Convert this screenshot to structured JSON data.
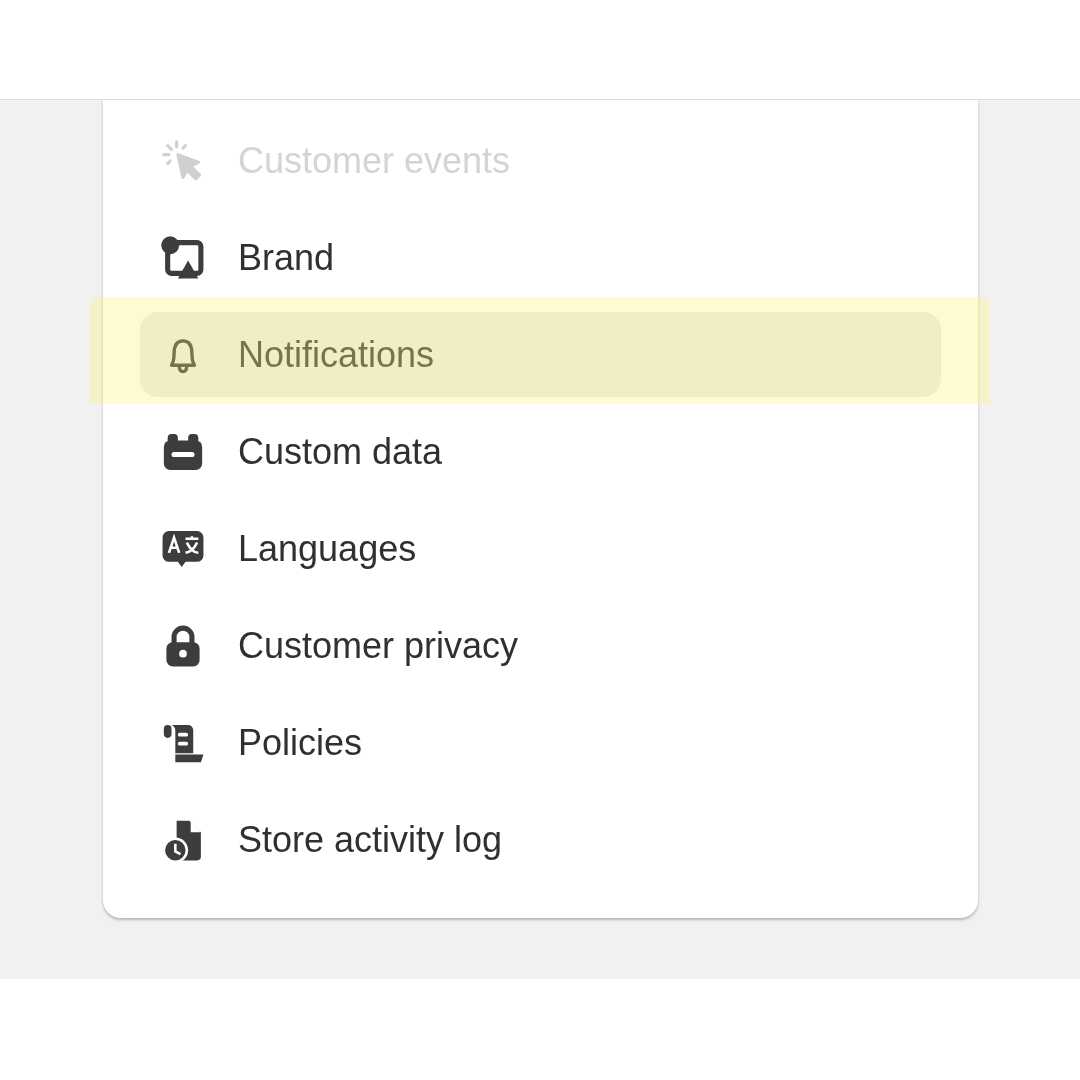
{
  "menu": {
    "items": [
      {
        "label": "Customer events",
        "disabled": true,
        "selected": false
      },
      {
        "label": "Brand",
        "disabled": false,
        "selected": false
      },
      {
        "label": "Notifications",
        "disabled": false,
        "selected": true
      },
      {
        "label": "Custom data",
        "disabled": false,
        "selected": false
      },
      {
        "label": "Languages",
        "disabled": false,
        "selected": false
      },
      {
        "label": "Customer privacy",
        "disabled": false,
        "selected": false
      },
      {
        "label": "Policies",
        "disabled": false,
        "selected": false
      },
      {
        "label": "Store activity log",
        "disabled": false,
        "selected": false
      }
    ]
  }
}
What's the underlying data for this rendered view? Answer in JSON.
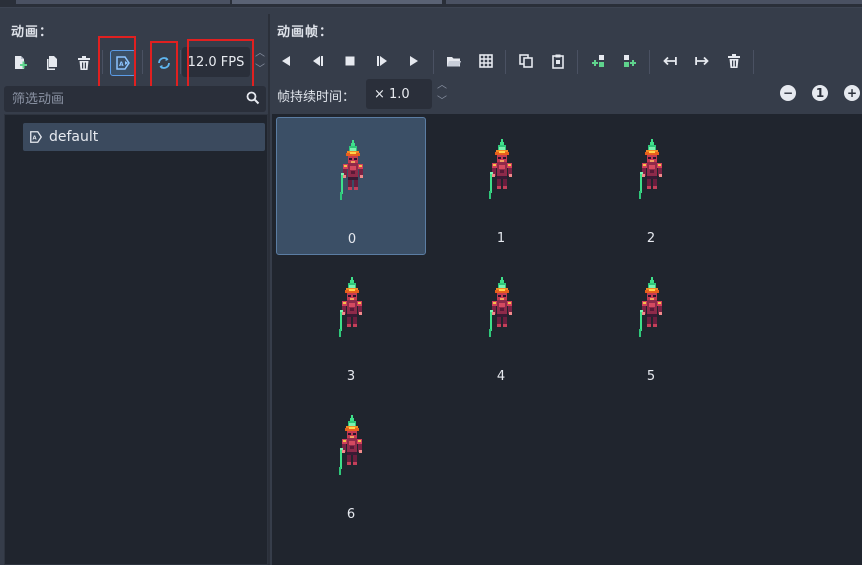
{
  "anim_panel": {
    "title": "动画：",
    "fps": "12.0 FPS",
    "filter_placeholder": "筛选动画",
    "animations": [
      {
        "name": "default"
      }
    ]
  },
  "frames_panel": {
    "title": "动画帧：",
    "duration_label": "帧持续时间：",
    "duration_value": "× 1.0",
    "zoom_reset": "1",
    "zoom_out": "−",
    "zoom_in": "+",
    "frames": [
      {
        "label": "0"
      },
      {
        "label": "1"
      },
      {
        "label": "2"
      },
      {
        "label": "3"
      },
      {
        "label": "4"
      },
      {
        "label": "5"
      },
      {
        "label": "6"
      }
    ]
  },
  "icons": {
    "accent": "#5b9be6",
    "highlight": "#e02020"
  }
}
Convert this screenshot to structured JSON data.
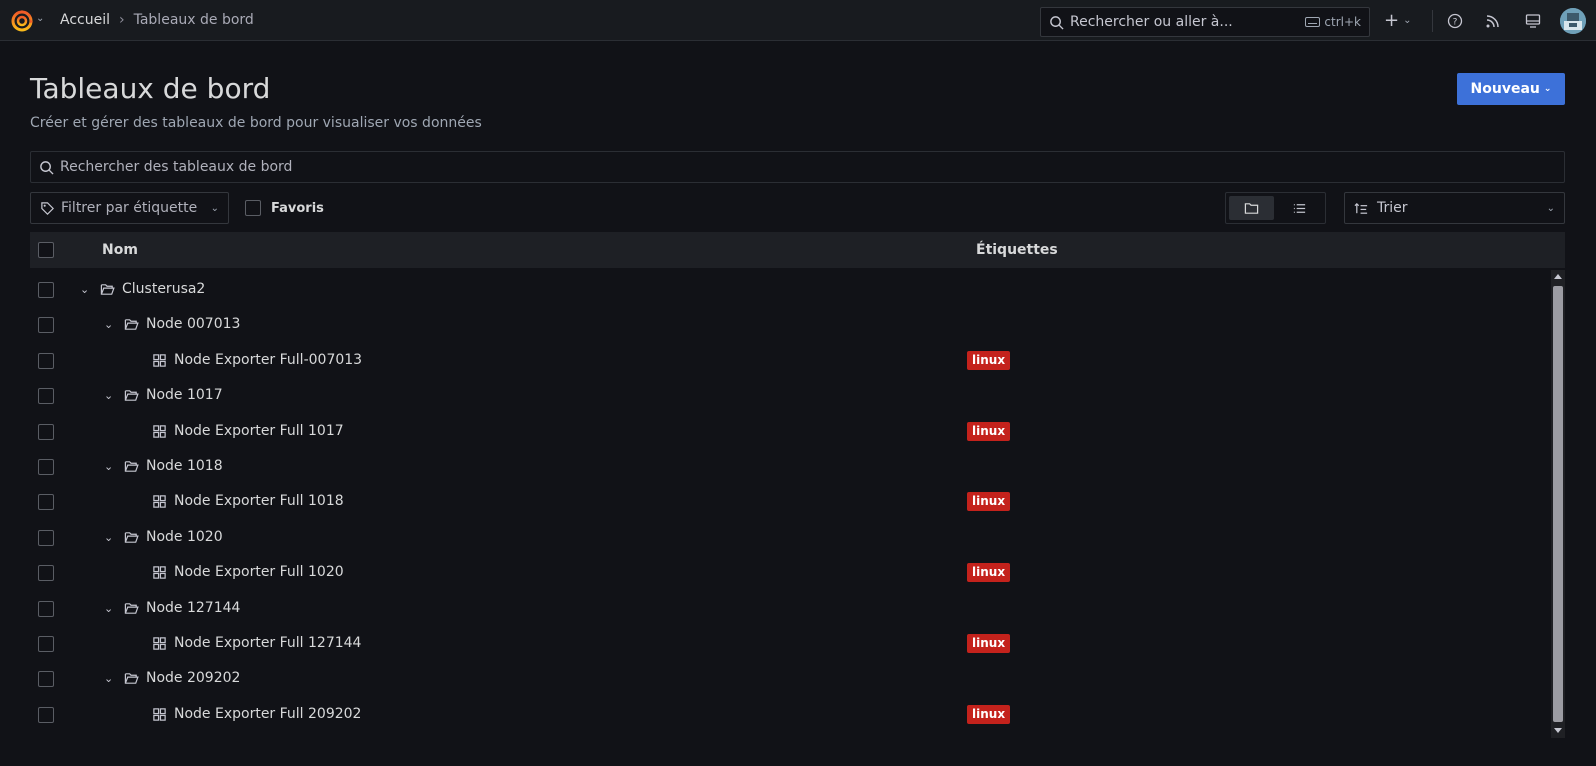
{
  "header": {
    "breadcrumb": {
      "home": "Accueil",
      "separator": "›",
      "current": "Tableaux de bord"
    },
    "search": {
      "placeholder": "Rechercher ou aller à...",
      "shortcut": "ctrl+k"
    },
    "icons": [
      "grafana-logo-icon",
      "plus-icon",
      "help-icon",
      "news-rss-icon",
      "kiosk-monitor-icon",
      "user-avatar"
    ]
  },
  "page": {
    "title": "Tableaux de bord",
    "subtitle": "Créer et gérer des tableaux de bord pour visualiser vos données",
    "new_button": "Nouveau"
  },
  "filters": {
    "search_placeholder": "Rechercher des tableaux de bord",
    "tag_filter_placeholder": "Filtrer par étiquette",
    "favorites_label": "Favoris",
    "sort_placeholder": "Trier",
    "view_modes": [
      "folder-view",
      "list-view"
    ],
    "active_view": "folder-view"
  },
  "table": {
    "columns": {
      "name": "Nom",
      "tags": "Étiquettes"
    },
    "rows": [
      {
        "type": "folder",
        "depth": 0,
        "name": "Clusterusa2",
        "tag": ""
      },
      {
        "type": "folder",
        "depth": 1,
        "name": "Node 007013",
        "tag": ""
      },
      {
        "type": "dashboard",
        "depth": 2,
        "name": "Node Exporter Full-007013",
        "tag": "linux"
      },
      {
        "type": "folder",
        "depth": 1,
        "name": "Node 1017",
        "tag": ""
      },
      {
        "type": "dashboard",
        "depth": 2,
        "name": "Node Exporter Full 1017",
        "tag": "linux"
      },
      {
        "type": "folder",
        "depth": 1,
        "name": "Node 1018",
        "tag": ""
      },
      {
        "type": "dashboard",
        "depth": 2,
        "name": "Node Exporter Full 1018",
        "tag": "linux"
      },
      {
        "type": "folder",
        "depth": 1,
        "name": "Node 1020",
        "tag": ""
      },
      {
        "type": "dashboard",
        "depth": 2,
        "name": "Node Exporter Full 1020",
        "tag": "linux"
      },
      {
        "type": "folder",
        "depth": 1,
        "name": "Node 127144",
        "tag": ""
      },
      {
        "type": "dashboard",
        "depth": 2,
        "name": "Node Exporter Full 127144",
        "tag": "linux"
      },
      {
        "type": "folder",
        "depth": 1,
        "name": "Node 209202",
        "tag": ""
      },
      {
        "type": "dashboard",
        "depth": 2,
        "name": "Node Exporter Full 209202",
        "tag": "linux"
      }
    ]
  },
  "colors": {
    "accent": "#3d71d9",
    "tag_linux": "#c4221c",
    "background": "#111217",
    "panel": "#181b1f"
  }
}
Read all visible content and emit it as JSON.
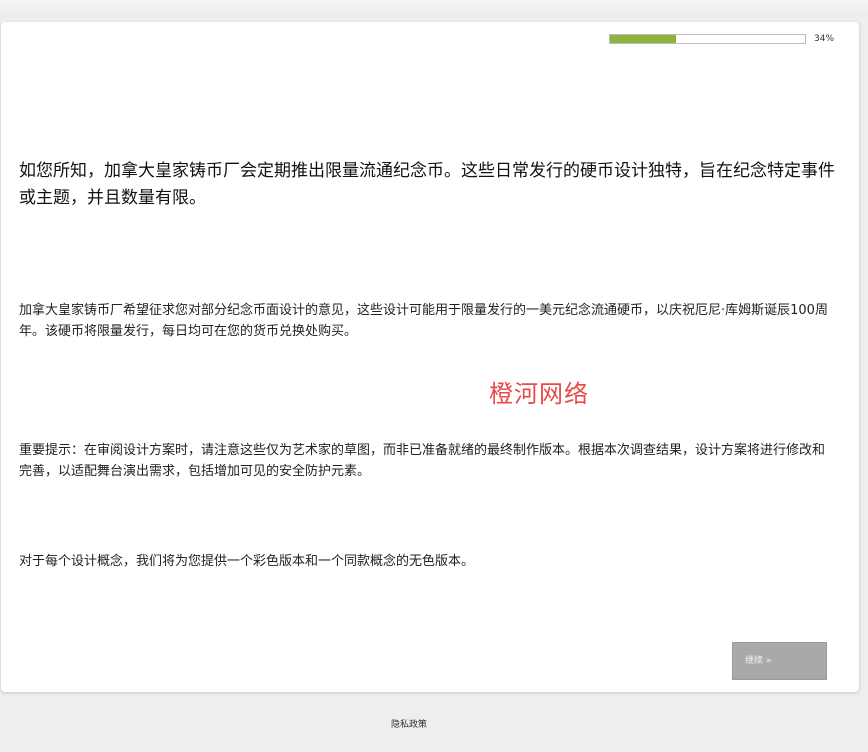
{
  "progress": {
    "percent": 34,
    "label": "34%"
  },
  "content": {
    "intro": "如您所知，加拿大皇家铸币厂会定期推出限量流通纪念币。这些日常发行的硬币设计独特，旨在纪念特定事件或主题，并且数量有限。",
    "paragraph_1": "加拿大皇家铸币厂希望征求您对部分纪念币面设计的意见，这些设计可能用于限量发行的一美元纪念流通硬币，以庆祝厄尼·库姆斯诞辰100周年。该硬币将限量发行，每日均可在您的货币兑换处购买。",
    "watermark": "橙河网络",
    "paragraph_2": "重要提示：在审阅设计方案时，请注意这些仅为艺术家的草图，而非已准备就绪的最终制作版本。根据本次调查结果，设计方案将进行修改和完善，以适配舞台演出需求，包括增加可见的安全防护元素。",
    "paragraph_3": "对于每个设计概念，我们将为您提供一个彩色版本和一个同款概念的无色版本。"
  },
  "actions": {
    "next_label": "继续 »"
  },
  "footer": {
    "privacy_label": "隐私政策"
  },
  "colors": {
    "progress_fill": "#8fb13d",
    "watermark": "#e84a4a",
    "button_bg": "#a9a9a9"
  }
}
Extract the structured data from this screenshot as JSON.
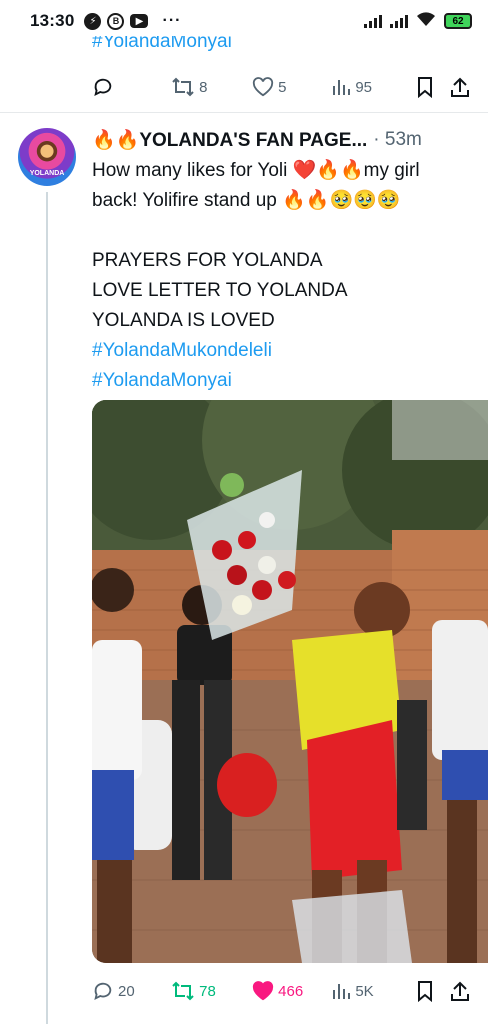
{
  "status_bar": {
    "time": "13:30",
    "battery": "62",
    "icons": [
      "messenger-icon",
      "b-icon",
      "youtube-icon",
      "more-dots",
      "signal-icon",
      "signal-icon",
      "wifi-icon",
      "battery-icon"
    ]
  },
  "prev_tweet": {
    "hashtag": "#YolandaMonyai",
    "retweets": "8",
    "likes": "5",
    "views": "95"
  },
  "tweet": {
    "author": "🔥🔥YOLANDA'S FAN PAGE...",
    "time": "· 53m",
    "avatar_label": "YOLANDA",
    "lines": [
      "How many likes for Yoli ❤️🔥🔥my girl",
      "back! Yolifire stand up 🔥🔥🥹🥹🥹",
      "",
      "PRAYERS FOR YOLANDA",
      "LOVE LETTER TO YOLANDA",
      "YOLANDA IS LOVED"
    ],
    "hashtags": [
      "#YolandaMukondeleli",
      "#YolandaMonyai"
    ],
    "replies": "20",
    "retweets": "78",
    "likes": "466",
    "views": "5K"
  },
  "colors": {
    "link": "#1d9bf0",
    "retweet": "#00ba7c",
    "like": "#f91880",
    "muted": "#536471"
  }
}
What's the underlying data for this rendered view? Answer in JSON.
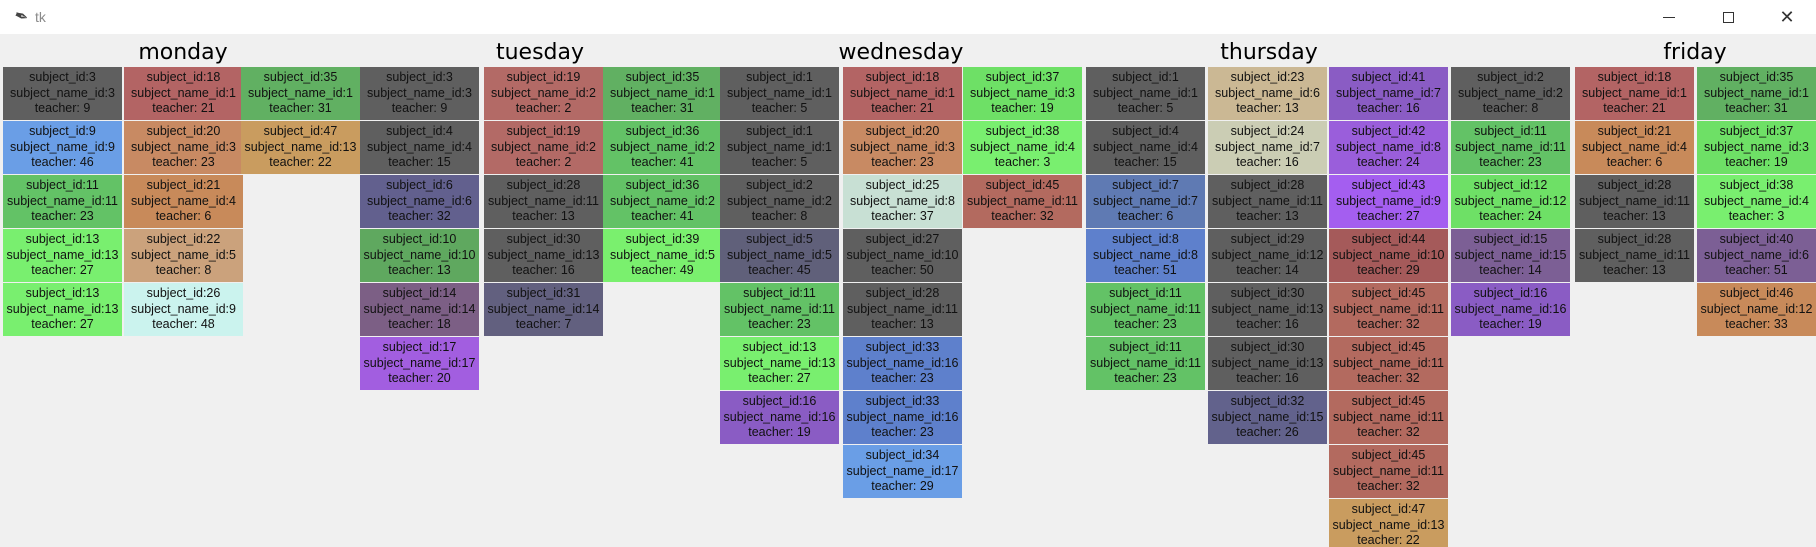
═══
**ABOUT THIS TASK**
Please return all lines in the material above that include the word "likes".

**ANSWER SPACE**
    "likes": "5",
      "How many likes for Yoli ❤️🔥🔥my girl",
    "likes": "466",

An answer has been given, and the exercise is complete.